= Problem details =
Where an entry holds an image, skip the image but reproduce the rest word for word.

┏━━

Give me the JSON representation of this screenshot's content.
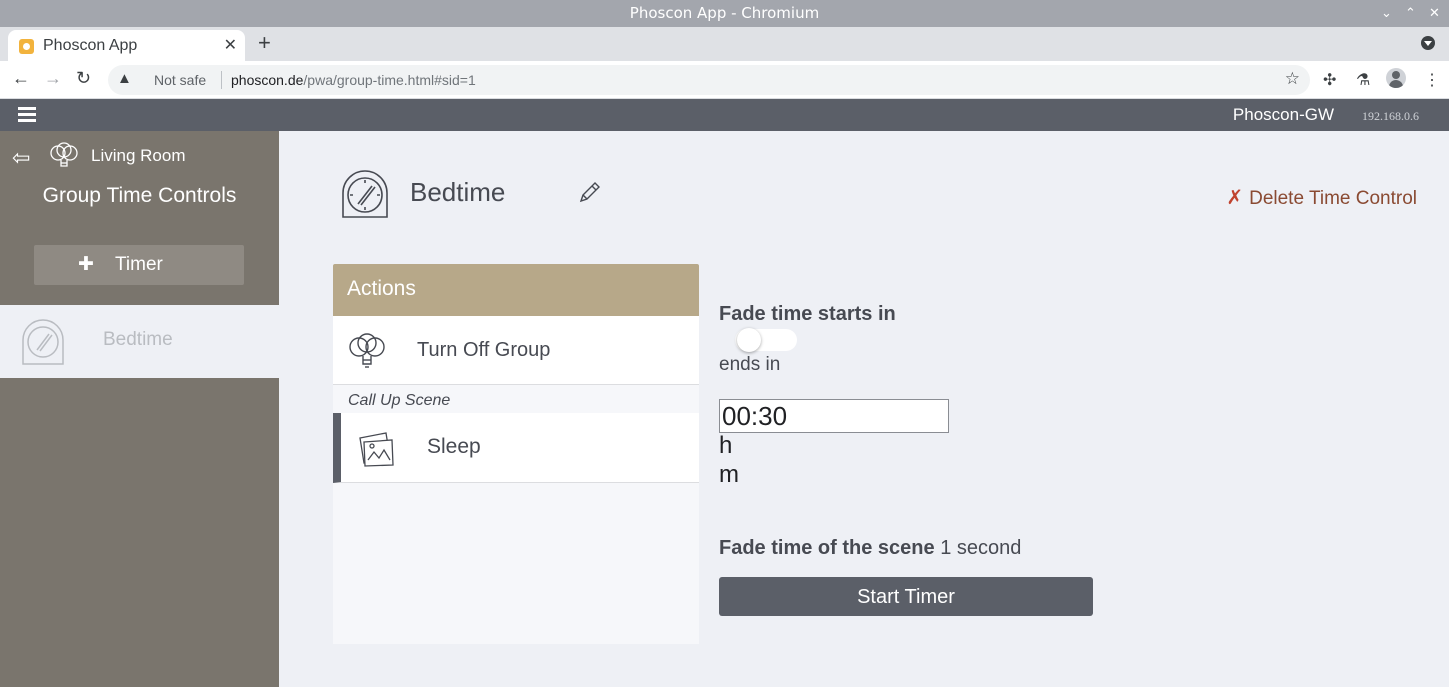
{
  "window": {
    "title": "Phoscon App - Chromium"
  },
  "browser": {
    "tab_title": "Phoscon App",
    "not_safe_label": "Not safe",
    "url_host": "phoscon.de",
    "url_path": "/pwa/group-time.html#sid=1"
  },
  "header": {
    "gateway_name": "Phoscon-GW",
    "gateway_ip": "192.168.0.6"
  },
  "sidebar": {
    "room": "Living Room",
    "title": "Group Time Controls",
    "add_label": "Timer",
    "items": [
      {
        "label": "Bedtime"
      }
    ]
  },
  "main": {
    "title": "Bedtime",
    "delete_label": "Delete Time Control",
    "actions": {
      "heading": "Actions",
      "turn_off_label": "Turn Off Group",
      "section_label": "Call Up Scene",
      "scene_label": "Sleep"
    },
    "fade": {
      "heading": "Fade time starts in",
      "ends_label": "ends in",
      "time_value": "00:30",
      "unit_h": "h",
      "unit_m": "m",
      "scene_fade_label": "Fade time of the scene",
      "scene_fade_value": "1 second",
      "toggle_on": false
    },
    "start_label": "Start Timer"
  },
  "colors": {
    "sidebar": "#7a756d",
    "appbar": "#5b5f68",
    "actions_header": "#b7a889",
    "delete_accent": "#c0432f"
  }
}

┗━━

= Your solution =
Give me the JSON representation of this screenshot's content.
{
  "window": {
    "title": "Phoscon App - Chromium"
  },
  "browser": {
    "tab_title": "Phoscon App",
    "not_safe_label": "Not safe",
    "url_host": "phoscon.de",
    "url_path": "/pwa/group-time.html#sid=1"
  },
  "header": {
    "gateway_name": "Phoscon-GW",
    "gateway_ip": "192.168.0.6"
  },
  "sidebar": {
    "room": "Living Room",
    "title": "Group Time Controls",
    "add_label": "Timer",
    "items": [
      {
        "label": "Bedtime"
      }
    ]
  },
  "main": {
    "title": "Bedtime",
    "delete_label": "Delete Time Control",
    "actions": {
      "heading": "Actions",
      "turn_off_label": "Turn Off Group",
      "section_label": "Call Up Scene",
      "scene_label": "Sleep"
    },
    "fade": {
      "heading": "Fade time starts in",
      "ends_label": "ends in",
      "time_value": "00:30",
      "unit_h": "h",
      "unit_m": "m",
      "scene_fade_label": "Fade time of the scene",
      "scene_fade_value": "1 second",
      "toggle_on": false
    },
    "start_label": "Start Timer"
  },
  "colors": {
    "sidebar": "#7a756d",
    "appbar": "#5b5f68",
    "actions_header": "#b7a889",
    "delete_accent": "#c0432f"
  }
}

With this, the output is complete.